Every set of coordinates stored inside SDE.ST_GEOMETRY is stored as a compressed array of 8-byte long integers. The IEEE floating-point to integer conversion is performed by subtracting the coordinate reference X_OFFSET (or Y_OFFSET, or Z_OFFSET, or M_OFFSET) and multiplying by the XYUNITS (or Z_SCALE or M_SCALE). The process is reversed when querying for coordinate values (divide by scale, add offset). The difference between the original value and the stored representation will not exceed half the multiplicative inverse of the scale factor.

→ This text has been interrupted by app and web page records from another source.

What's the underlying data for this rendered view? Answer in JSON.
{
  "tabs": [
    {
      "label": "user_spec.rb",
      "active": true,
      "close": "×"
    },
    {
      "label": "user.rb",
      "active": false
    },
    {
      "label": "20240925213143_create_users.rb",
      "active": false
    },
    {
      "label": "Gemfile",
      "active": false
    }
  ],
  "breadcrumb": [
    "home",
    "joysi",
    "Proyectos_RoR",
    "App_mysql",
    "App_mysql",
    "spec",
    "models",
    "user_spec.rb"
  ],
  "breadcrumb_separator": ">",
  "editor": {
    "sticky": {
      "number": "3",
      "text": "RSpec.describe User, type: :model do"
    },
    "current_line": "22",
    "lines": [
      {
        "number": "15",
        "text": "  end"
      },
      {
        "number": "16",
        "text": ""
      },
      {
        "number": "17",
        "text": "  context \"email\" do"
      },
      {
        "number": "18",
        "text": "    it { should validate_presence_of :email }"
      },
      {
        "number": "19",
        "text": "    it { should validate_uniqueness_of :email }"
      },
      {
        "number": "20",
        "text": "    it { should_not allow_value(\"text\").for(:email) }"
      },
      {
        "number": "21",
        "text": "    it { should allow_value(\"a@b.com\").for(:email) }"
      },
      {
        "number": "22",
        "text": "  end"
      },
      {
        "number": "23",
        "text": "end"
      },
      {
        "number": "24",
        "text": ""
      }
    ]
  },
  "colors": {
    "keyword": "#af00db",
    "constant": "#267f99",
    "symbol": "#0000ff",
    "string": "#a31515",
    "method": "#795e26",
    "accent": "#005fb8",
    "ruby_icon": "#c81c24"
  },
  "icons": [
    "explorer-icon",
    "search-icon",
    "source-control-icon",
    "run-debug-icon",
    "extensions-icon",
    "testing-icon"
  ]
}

The slight difference you are seeing may have been introduced in IEEE floating point representation, when a mantissa which is not evenly divisible by two causes rounding at the fringe of the least significant bits, or it could be due to choosing a coordinate reference scale which is not a power of 10.
In my ArcGIS 10.2.2 instance, the 4326 SRID XYUNITS is one billion (10^9), and following your procedure shows the same precision out as in:
SQL> SELECT srid,x_offset,y_offset,xyunits FROM sde.st_spatial_references WHERE srid = 4326;
SRID X_OFFSET Y_OFFSET XYUNITS
---------- ---------- ---------- ----------
4326 -400 -400 1000000000
SQL> create table foo(objectid number(38), shape SDE.st_geometry);
SQL> insert into foo values (1, SDE.ST_GEOMETRY('point(1.2345 1.2345)', 4326));
1 row created.
SQL> select SDE.ST_X(SHAPE),SDE.ST_Y(SHAPE) from foo;
If you are capturing the coordinate values in a 'C', Java, or Python API, the slight difference in formatting (which is no more than 3.4 nanometers at the equator) may be an artifact of your choice in formatting (I use
log10(scale_factor) digits to the right of the decimal when the log10 is integral, and
log10(scale_factor) + 2 when it isn't).